And - with apologies to the fans who line up, dreamy-eyed, to get close to the classics heartthrob after a concert - Bell says he's okay without a romantic relationship. "I had a girlfriend for seven years in New York. It eventually ran its course. Then I had a relationship for a year - for the first time with another person who does what I do." Kristin Chenoweth is a Tony-winning singer­-actress who drew rave reviews for her role as Glinda the Good Witch in this season's musical,Wicked, on Broadway. "It turns out," Bell says, "that it's a lot easier being single when you're traveling around the world, not to feel like you're leaving somebody at home, spending every night on the phone. It takes a special kind of person to be with an artist, period. So yeah. It's good to be single."

Bell stops and thinks for a moment. "Friendships are very important. I have friends, good friends, in every place I go. Some of my best friends I see once a year. But you know, I worry sometimes. I've gotten so accustomed to this variety of people I see, traveling so much. It makes me think that if I had a normal life, maybe I'd get tired of the same people."

FORTUNATE IN FAME
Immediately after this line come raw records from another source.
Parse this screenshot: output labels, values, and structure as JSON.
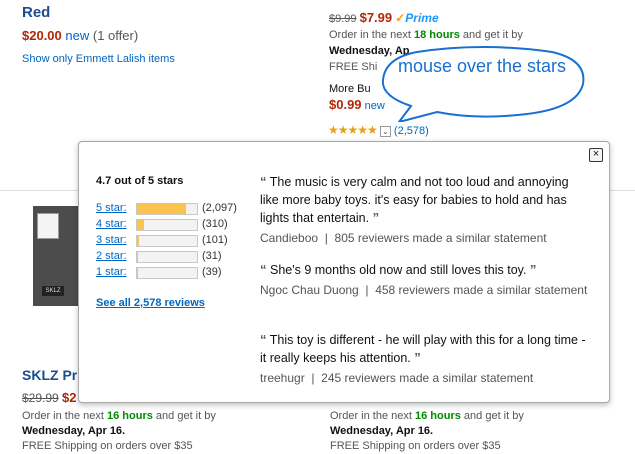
{
  "top_left": {
    "title": "Red",
    "price": "$20.00",
    "condition": "new",
    "offers": "(1 offer)",
    "show_only": "Show only Emmett Lalish items"
  },
  "top_right": {
    "list_price": "$9.99",
    "price": "$7.99",
    "prime": "Prime",
    "order_prefix": "Order in the next",
    "order_hours": "18 hours",
    "order_suffix": "and get it by",
    "delivery_date": "Wednesday, Ap",
    "free_shipping": "FREE Shi",
    "more_buying": "More Bu",
    "more_price": "$0.99",
    "more_new": "new",
    "review_count": "(2,578)"
  },
  "callout": {
    "text": "mouse over the stars"
  },
  "popover": {
    "summary": "4.7 out of 5 stars",
    "histogram": [
      {
        "label": "5 star",
        "count": "(2,097)",
        "fraction": 0.81
      },
      {
        "label": "4 star",
        "count": "(310)",
        "fraction": 0.12
      },
      {
        "label": "3 star",
        "count": "(101)",
        "fraction": 0.04
      },
      {
        "label": "2 star",
        "count": "(31)",
        "fraction": 0.012
      },
      {
        "label": "1 star",
        "count": "(39)",
        "fraction": 0.015
      }
    ],
    "see_all": "See all 2,578 reviews",
    "quotes": [
      {
        "text": "The music is very calm and not too loud and annoying like more baby toys. it's easy for babies to hold and has lights that entertain.",
        "author": "Candieboo",
        "similar": "805 reviewers made a similar statement"
      },
      {
        "text": "She's 9 months old now and still loves this toy.",
        "author": "Ngoc Chau Duong",
        "similar": "458 reviewers made a similar statement"
      },
      {
        "text": "This toy is different - he will play with this for a long time - it really keeps his attention.",
        "author": "treehugr",
        "similar": "245 reviewers made a similar statement"
      }
    ]
  },
  "bottom_left": {
    "logo": "SKLZ",
    "title": "SKLZ Pr",
    "list_price": "$29.99",
    "price": "$2",
    "order_prefix": "Order in the next",
    "order_hours": "16 hours",
    "order_suffix": "and get it by",
    "delivery_date": "Wednesday, Apr 16.",
    "free_shipping": "FREE Shipping on orders over $35"
  },
  "bottom_right": {
    "order_prefix": "Order in the next",
    "order_hours": "16 hours",
    "order_suffix": "and get it by",
    "delivery_date": "Wednesday, Apr 16.",
    "free_shipping": "FREE Shipping on orders over $35"
  },
  "colors": {
    "accent": "#0066c0",
    "price_red": "#b12704",
    "star": "#e7a117",
    "callout": "#1a6fd0"
  },
  "icons": {
    "close": "close-icon",
    "stars": "star-rating-icon",
    "chevron": "chevron-down-icon",
    "prime": "prime-icon"
  }
}
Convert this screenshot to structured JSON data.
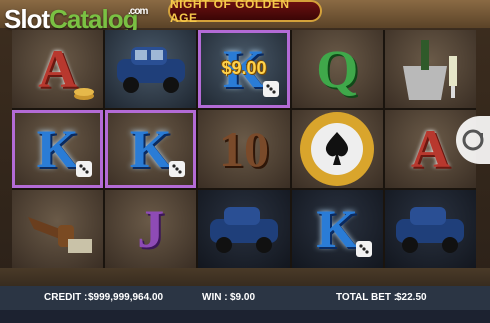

Within hours, Bell is onstage, completely comfortable, his trademark black shirttail out, slightly bloused sleeves neatly cuffed at his wrists as he stands between the concertmaster and the conductor's podium to play the new Corigliano concerto. As the highly cinematic music crashes and pounds around him, Bell's lithe body forms a question mark, then a parenthesis, then a spiral as he twists his torso, seeming to search his way upward for a note. If he uses sheet music, you might see him reach down during rests to crimp the corner of the right-hand page - he's making it easy to find the edge and turn it later, when he may not be looking at what he's doing.